I’ll never forget that day. I had become furious, which was rare for me back then, such a good girl was I, and that had carried over into my first marriage. The year was 1967. I was 24 years old, and we were living in a big old flat in Cambridge, Massachusetts, where my narcissist husband Patrick was a Harvard graduate student in architecture and I, the mother of our two young boys, was also a graduate student, at Boston University, in philosophy.
So I had gotten mad at him, in fact enraged. As usual, he went around silently, with a superior attitude, closing the all the windows, so the neighbors wouldn’t take notice of his wife’s unseemly behavior.
I ran into the bedroom, closed the door, climbed onto the bed, and suddenly the tears started flowing. For the first time. For the first time since I was a child, and the last time Dad had spanked me (probably for mouthing off, in some way). There I was, draped over Dad’s German lap, my hands and feet both reaching the floor. The situation was so absurd! Rather than crying, I laughed! He suddenly stopped. Pushed me off his lap. That was the end of that.
And that was the end of my crying, too. From then on, I would be strong, invincible. Nothing and no one could touch me.
Until that afternoon, twelve years later, sitting on the bed cross-legged, tears flowing down my face. Stunned, that salty tears would feel so good. That weeping was such a relief, a release. Never again, did I stop their flow when needed.
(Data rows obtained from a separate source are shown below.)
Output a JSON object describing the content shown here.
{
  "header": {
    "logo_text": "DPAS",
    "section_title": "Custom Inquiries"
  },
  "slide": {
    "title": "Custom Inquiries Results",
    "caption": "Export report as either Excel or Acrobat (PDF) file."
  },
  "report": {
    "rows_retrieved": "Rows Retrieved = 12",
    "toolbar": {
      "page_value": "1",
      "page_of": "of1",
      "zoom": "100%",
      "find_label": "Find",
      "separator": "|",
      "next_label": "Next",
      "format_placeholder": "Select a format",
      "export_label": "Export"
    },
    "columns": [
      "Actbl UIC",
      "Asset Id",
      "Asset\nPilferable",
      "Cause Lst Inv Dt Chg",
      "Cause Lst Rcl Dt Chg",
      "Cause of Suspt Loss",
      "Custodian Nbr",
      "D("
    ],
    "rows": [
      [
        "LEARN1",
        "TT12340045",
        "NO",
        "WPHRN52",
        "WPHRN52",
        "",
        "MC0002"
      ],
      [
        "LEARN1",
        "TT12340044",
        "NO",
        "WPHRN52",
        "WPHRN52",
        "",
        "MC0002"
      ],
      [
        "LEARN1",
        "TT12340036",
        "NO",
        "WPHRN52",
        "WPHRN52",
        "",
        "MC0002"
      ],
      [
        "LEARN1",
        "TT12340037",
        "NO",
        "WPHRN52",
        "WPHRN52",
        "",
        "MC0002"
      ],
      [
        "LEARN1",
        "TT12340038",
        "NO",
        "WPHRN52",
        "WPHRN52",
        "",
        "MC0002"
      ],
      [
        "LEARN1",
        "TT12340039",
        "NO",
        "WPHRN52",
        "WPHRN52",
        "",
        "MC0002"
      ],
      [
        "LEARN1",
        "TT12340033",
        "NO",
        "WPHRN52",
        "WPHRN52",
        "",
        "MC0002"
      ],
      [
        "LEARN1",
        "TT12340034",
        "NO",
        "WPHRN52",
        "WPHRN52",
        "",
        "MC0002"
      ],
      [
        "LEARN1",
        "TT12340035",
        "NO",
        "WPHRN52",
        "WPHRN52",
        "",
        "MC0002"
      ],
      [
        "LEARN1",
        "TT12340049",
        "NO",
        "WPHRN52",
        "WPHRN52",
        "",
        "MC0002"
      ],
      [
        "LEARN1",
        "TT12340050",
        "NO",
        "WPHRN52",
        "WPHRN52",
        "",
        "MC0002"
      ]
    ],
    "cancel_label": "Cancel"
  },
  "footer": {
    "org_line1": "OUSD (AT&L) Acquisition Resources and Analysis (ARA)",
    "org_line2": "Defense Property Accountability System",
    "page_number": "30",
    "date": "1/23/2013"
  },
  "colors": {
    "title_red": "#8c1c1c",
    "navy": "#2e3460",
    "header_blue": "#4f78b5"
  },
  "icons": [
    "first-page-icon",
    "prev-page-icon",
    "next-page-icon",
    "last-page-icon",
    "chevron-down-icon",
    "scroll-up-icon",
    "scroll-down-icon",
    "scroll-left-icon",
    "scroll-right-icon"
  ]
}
Here’s a terrific twitter thread on the connections among body, mind, and soul, specifically, with reference to the cleansing power of tears.